To pass the evolutionary path from amphibians to mammals, animals took many millions of years. In the course of evolution developed and their brain. The existing neural structures were gradually added to a small group of neurons. As a result, the complexity of the brain is gradually increased, “keep up” with the development of limbs and sensory organs.
A “brain” (computer software) Conventional robots are not able to develop. If, for example, a robot limbs add new sensor type, you will need to complete the processing of its software, which is expensive and time-consuming. To make a humanoid robot with human-like behavior, you want to use more and more sensors. It is imperative that the software of the robot itself has grown in complexity – in the same way as it does the brain biological beings.
Engineer AI Christopher McLeod and his colleagues at the University of Robert Gordon (Robert Gordon University) to Aberdeen (Aberdeen), United Kingdom, have created a robot that mimics biological evolution.
The robot is controlled by the neural network: a computer program that mimics the learning process of the brain. The neural network comprises a plurality of interconnected processing nodes, which can be “trained” to perform desired actions.
For example, if you need to maintain a balance, and the robot receives input signals from the sensors, he topples over, the robot will move his limbs in an attempt to keep his balance. Such actions provided limbs controlled importance ( “Weighing”) of the input signal for each node.
Certain combinations of input signals from the force sensor assembly to generate a signal, such as turning on the motor. If the robot stood on their feet, the combination of signals is maintained.
If the robot has fallen, it will make adjustments in their actions and next time try to do something different.
McLeod Group went further and developed an incremental evolutionary algorithm (IEA), capable over time to add a new part in the “brain” of the robot. They started with a simple robot the size of a book with two rotating prosthetic legs, which could turn the engine 180 degrees.
Then they gave the shestineyronnoy robot control system, the original team – for 1000 seconds to move and not to fall as long as possible.
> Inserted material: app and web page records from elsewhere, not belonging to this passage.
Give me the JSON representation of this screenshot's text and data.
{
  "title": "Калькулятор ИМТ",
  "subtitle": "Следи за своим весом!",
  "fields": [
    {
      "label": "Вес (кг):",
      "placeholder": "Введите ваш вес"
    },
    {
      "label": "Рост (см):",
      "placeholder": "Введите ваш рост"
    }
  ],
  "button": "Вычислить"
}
To accomplish this task, we installed a computer program, which is to develop the best way to travel. The robot always first to fall, but then he began to move forward and not fall while driving in a straight line. In the end, the robot learned to move like a tadpole.
When the IEA recognizes that its evolution is no longer increases the robot’s speed, it captures the state of the neural network, depriving it of the opportunity to develop further. This network already knows how to operate the robot-prosthetic legs – and it will continue to do so and on.
If now in the leg prosthetic robot adds “knee” any other, even-paced, the robot would not be able to manage such a modernized foot.
But unlike conventional evolutionary algorithms, an incremental evolutionary algorithm feels his sudden inability to fulfill its primary command. Therefore, when at his feet-prostheses appear “knees”, the program “knows” that she would have to learn to walk again.
To do this, the program automatically connects to their “fresh” neurons to learn how to manage his new legs. In the end, we are developing a robot motion, motion resembling salamander legs.
After starting the command is successful, an incremental evolutionary algorithm captures the state of the second neural network.
If the rear of the robot’s legs to add the program again adds more neurons, and this time the robot develops motion gallop. When a robot equipped with a camera, he has learned to go to the light or to avoid light